Keep Your Eye on Factory Farms, China, and the Birds
Huffington Post/David Kirby—On Monday, the USDA reported that pigs in a commercial swine herd at an Indiana factory farm had tested positive for novel H1N1 influenza virus. It was the first time that pigs raised for meat in the US had been found with signs of the bug. Last month, show pigs at the Minnesota State Fair also tested positive for H1N1.
This time, 3,000 “finishing hogs” being fattened for slaughter were suspected of contracting the disease. “Information points to a recent exposure of the pigs with facility caretakers who were exhibiting influenza-like symptoms,” said the website PigProgress.net. “Recovered healthy pigs are being sent to slaughter through normal marketing channels and State public health officials have been notified of the situation.”
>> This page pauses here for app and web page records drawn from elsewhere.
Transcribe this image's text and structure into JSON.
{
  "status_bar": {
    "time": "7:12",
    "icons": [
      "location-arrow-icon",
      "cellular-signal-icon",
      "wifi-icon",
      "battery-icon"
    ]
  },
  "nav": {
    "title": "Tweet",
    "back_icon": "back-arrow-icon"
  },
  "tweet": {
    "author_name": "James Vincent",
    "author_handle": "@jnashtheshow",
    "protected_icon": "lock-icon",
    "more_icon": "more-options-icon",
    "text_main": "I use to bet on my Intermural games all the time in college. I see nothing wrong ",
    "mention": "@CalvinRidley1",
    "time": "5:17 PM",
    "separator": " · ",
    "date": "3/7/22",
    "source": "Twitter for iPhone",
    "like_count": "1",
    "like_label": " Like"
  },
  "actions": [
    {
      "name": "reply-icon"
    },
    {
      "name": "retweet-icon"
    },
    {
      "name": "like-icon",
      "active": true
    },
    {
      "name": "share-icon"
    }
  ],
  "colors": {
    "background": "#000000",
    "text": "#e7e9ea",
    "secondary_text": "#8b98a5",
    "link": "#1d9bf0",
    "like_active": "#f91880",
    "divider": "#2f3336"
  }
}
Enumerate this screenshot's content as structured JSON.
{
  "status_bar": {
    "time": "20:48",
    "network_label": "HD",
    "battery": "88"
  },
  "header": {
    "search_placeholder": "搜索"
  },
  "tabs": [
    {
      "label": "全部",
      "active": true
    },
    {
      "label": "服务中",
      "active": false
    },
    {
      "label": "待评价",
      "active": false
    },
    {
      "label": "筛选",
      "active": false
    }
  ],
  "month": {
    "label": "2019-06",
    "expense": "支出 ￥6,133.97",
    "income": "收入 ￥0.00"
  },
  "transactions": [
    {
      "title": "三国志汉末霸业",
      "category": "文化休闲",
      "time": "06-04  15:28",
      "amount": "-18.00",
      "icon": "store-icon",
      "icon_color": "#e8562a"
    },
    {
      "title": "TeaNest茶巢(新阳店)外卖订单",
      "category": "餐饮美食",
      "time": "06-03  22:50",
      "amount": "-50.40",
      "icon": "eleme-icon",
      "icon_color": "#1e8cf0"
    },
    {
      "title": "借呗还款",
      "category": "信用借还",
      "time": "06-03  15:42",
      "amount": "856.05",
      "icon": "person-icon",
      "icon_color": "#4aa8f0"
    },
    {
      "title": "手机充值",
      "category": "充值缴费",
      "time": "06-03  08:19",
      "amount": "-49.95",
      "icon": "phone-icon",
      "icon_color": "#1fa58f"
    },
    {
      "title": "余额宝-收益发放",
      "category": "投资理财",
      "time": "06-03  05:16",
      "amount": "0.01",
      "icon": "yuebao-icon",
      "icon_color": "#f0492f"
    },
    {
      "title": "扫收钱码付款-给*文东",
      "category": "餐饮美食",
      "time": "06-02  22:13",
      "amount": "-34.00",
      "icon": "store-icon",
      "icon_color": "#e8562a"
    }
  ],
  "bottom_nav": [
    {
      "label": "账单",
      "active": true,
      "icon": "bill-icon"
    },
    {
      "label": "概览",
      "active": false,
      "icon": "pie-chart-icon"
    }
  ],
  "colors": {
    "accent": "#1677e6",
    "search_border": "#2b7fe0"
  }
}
Agriculture and health officials have adopted a low-key posture toward the outbreak, noting that herd surveillance is working, and that the pigs in question cleared the virus and recovered on their own. They insisted there was no threat to public health.
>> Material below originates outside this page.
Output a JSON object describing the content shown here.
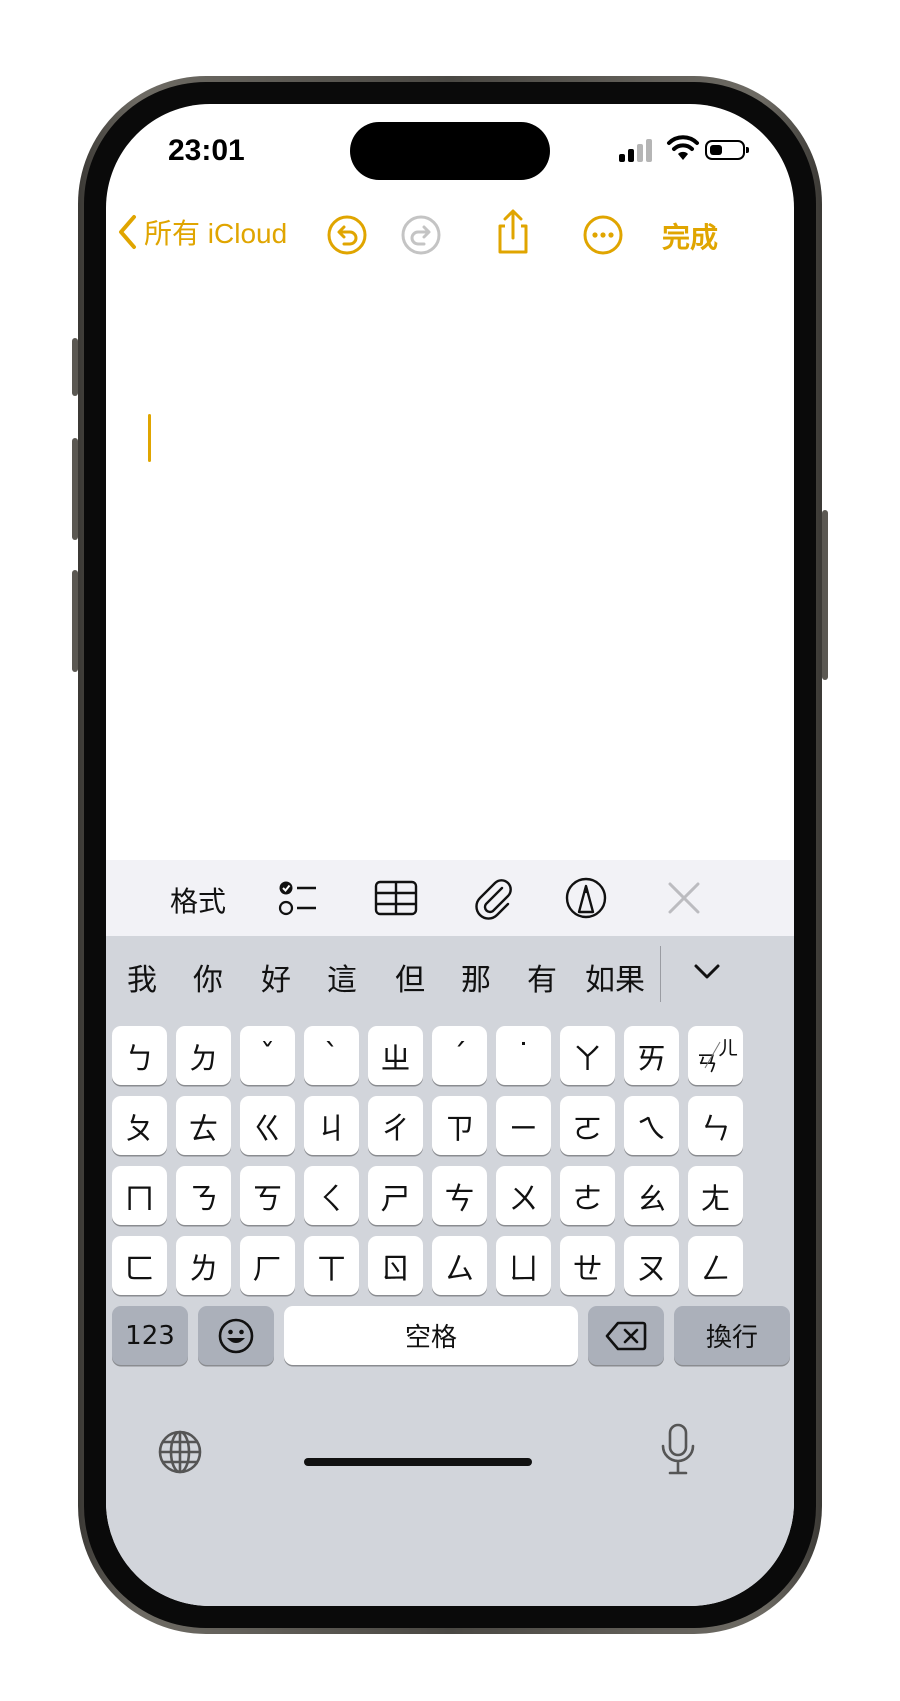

The USDA has long pointed out that H1N1 cannot be transmitted by eating or handling pork products, and that US pork is completely safe. And though it would appear that people can infect pigs with H1N1, it is not clear whether live pigs can infect people. For now, officials are far more worried about the former than the latter.